◆ Description of the task ◆
I would like each line of the data that holds the word "Assets" copied out.
--------------------------------
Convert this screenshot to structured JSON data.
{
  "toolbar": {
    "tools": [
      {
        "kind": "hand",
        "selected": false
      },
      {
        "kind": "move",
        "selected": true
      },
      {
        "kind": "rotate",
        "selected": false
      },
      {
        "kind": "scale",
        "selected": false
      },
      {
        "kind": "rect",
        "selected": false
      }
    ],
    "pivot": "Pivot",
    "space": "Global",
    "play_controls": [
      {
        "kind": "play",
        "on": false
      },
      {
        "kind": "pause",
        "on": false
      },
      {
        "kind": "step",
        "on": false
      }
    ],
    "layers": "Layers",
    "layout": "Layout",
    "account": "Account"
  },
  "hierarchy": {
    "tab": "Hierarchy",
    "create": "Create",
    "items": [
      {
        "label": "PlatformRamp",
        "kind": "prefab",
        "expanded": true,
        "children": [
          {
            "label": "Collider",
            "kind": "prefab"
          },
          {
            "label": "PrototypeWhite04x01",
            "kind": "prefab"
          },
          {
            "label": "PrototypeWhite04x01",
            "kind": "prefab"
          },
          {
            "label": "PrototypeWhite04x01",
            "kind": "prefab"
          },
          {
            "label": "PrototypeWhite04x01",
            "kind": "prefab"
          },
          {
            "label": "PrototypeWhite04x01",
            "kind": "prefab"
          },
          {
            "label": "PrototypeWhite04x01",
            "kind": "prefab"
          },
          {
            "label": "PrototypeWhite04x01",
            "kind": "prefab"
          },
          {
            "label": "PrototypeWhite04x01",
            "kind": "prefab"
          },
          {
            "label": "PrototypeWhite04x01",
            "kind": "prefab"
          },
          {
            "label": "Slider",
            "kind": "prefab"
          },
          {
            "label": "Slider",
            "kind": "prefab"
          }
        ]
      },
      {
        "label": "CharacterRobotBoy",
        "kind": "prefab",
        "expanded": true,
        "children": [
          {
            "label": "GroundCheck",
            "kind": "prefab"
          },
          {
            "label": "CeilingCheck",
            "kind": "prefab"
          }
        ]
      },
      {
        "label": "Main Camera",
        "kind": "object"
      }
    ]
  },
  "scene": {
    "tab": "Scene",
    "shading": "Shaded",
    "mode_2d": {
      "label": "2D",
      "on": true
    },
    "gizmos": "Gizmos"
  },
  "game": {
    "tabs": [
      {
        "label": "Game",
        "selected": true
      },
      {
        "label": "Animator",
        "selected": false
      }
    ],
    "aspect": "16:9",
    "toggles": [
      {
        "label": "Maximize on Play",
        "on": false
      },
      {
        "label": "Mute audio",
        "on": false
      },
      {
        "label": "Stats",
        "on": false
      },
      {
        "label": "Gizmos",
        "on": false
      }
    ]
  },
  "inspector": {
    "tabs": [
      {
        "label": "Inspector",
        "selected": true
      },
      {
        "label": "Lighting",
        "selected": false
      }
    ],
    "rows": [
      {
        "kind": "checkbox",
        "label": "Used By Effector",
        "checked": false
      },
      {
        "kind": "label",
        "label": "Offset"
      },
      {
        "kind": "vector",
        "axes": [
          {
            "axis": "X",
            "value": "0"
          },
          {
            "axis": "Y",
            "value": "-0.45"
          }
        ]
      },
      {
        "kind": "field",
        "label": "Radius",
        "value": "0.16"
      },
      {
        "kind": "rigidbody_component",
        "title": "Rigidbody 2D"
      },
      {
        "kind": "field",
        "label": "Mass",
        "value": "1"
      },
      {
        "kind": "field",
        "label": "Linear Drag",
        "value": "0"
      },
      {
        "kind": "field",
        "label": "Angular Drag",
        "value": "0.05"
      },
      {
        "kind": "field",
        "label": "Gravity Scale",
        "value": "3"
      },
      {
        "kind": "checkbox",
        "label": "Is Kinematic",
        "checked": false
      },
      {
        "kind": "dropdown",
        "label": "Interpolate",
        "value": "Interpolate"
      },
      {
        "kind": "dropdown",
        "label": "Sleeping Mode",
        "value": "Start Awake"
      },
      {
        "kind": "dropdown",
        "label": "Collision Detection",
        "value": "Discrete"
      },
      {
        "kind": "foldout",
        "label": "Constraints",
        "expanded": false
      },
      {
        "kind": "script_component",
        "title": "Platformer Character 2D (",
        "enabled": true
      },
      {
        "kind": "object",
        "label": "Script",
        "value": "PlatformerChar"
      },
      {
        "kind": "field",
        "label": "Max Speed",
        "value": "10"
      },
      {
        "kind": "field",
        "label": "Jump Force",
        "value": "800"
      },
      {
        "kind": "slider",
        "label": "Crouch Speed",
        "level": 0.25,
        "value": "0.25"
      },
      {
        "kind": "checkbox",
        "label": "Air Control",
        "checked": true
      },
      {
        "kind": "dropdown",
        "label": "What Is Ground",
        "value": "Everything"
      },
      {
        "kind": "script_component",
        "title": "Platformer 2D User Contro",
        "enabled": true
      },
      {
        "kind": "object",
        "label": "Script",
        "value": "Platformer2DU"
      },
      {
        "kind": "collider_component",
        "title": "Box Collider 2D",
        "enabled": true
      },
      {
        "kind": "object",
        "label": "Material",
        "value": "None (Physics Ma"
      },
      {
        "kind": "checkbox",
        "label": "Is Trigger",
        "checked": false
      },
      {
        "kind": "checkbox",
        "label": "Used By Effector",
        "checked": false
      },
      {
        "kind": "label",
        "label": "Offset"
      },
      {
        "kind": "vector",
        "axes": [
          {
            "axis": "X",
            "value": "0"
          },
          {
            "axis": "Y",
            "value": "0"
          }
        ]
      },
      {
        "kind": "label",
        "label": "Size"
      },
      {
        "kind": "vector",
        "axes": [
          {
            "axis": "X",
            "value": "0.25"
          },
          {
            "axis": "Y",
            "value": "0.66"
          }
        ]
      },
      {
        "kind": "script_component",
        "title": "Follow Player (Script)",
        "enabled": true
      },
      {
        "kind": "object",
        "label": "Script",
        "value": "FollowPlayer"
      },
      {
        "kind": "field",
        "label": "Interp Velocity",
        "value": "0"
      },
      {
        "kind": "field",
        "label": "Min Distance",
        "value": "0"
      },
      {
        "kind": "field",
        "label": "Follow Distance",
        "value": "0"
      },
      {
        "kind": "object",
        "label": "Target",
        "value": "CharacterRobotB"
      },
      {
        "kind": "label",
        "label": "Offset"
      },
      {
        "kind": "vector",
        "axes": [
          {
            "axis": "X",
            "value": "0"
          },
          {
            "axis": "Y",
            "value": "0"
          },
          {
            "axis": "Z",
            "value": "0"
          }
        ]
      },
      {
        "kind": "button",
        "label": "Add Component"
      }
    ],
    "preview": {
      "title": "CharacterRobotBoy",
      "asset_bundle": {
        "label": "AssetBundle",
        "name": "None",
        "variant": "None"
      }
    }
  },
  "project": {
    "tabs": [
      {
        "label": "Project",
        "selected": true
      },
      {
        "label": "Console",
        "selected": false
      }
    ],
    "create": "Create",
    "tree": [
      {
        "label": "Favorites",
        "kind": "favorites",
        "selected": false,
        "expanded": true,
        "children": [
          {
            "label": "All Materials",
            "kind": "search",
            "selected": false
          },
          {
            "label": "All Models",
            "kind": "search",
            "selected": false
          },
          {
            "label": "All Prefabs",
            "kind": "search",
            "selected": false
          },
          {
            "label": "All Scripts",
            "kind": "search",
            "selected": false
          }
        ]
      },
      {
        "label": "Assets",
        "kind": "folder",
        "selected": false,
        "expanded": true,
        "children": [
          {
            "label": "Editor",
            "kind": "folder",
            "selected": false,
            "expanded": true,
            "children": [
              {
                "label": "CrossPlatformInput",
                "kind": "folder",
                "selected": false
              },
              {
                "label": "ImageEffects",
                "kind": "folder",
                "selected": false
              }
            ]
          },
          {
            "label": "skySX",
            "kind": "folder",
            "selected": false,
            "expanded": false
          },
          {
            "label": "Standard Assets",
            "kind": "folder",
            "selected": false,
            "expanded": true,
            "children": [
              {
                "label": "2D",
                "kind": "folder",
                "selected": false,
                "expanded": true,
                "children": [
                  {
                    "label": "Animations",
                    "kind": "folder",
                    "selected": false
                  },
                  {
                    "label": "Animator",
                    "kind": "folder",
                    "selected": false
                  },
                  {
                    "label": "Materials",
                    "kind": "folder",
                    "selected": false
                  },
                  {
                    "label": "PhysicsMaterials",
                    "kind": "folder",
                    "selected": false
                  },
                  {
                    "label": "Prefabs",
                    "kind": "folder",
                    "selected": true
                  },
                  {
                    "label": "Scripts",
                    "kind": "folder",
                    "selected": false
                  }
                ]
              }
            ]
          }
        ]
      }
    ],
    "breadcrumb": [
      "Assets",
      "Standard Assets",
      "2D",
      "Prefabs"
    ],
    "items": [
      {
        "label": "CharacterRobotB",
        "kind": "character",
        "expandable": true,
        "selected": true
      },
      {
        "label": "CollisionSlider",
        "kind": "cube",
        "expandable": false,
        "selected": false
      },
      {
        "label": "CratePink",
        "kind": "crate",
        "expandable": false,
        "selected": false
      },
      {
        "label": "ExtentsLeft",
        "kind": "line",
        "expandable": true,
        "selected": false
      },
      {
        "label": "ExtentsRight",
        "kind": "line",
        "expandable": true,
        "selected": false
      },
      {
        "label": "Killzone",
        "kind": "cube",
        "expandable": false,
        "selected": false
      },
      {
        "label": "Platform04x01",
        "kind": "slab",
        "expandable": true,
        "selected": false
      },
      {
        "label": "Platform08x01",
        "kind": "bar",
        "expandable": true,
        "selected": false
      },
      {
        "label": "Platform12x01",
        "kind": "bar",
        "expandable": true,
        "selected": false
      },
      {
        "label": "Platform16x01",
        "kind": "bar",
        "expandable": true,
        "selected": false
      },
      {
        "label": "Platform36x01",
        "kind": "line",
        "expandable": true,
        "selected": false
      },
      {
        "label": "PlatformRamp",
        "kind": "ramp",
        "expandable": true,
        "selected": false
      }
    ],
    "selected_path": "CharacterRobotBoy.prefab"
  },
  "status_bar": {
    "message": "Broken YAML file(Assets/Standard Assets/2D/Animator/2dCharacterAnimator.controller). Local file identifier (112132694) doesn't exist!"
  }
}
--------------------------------
◆ Solution to the problem ◆
        "label": "Assets",
            "label": "Standard Assets",
      "Assets",
      "Standard Assets",
    "message": "Broken YAML file(Assets/Standard Assets/2D/Animator/2dCharacterAnimator.controller). Local file identifier (112132694) doesn't exist!"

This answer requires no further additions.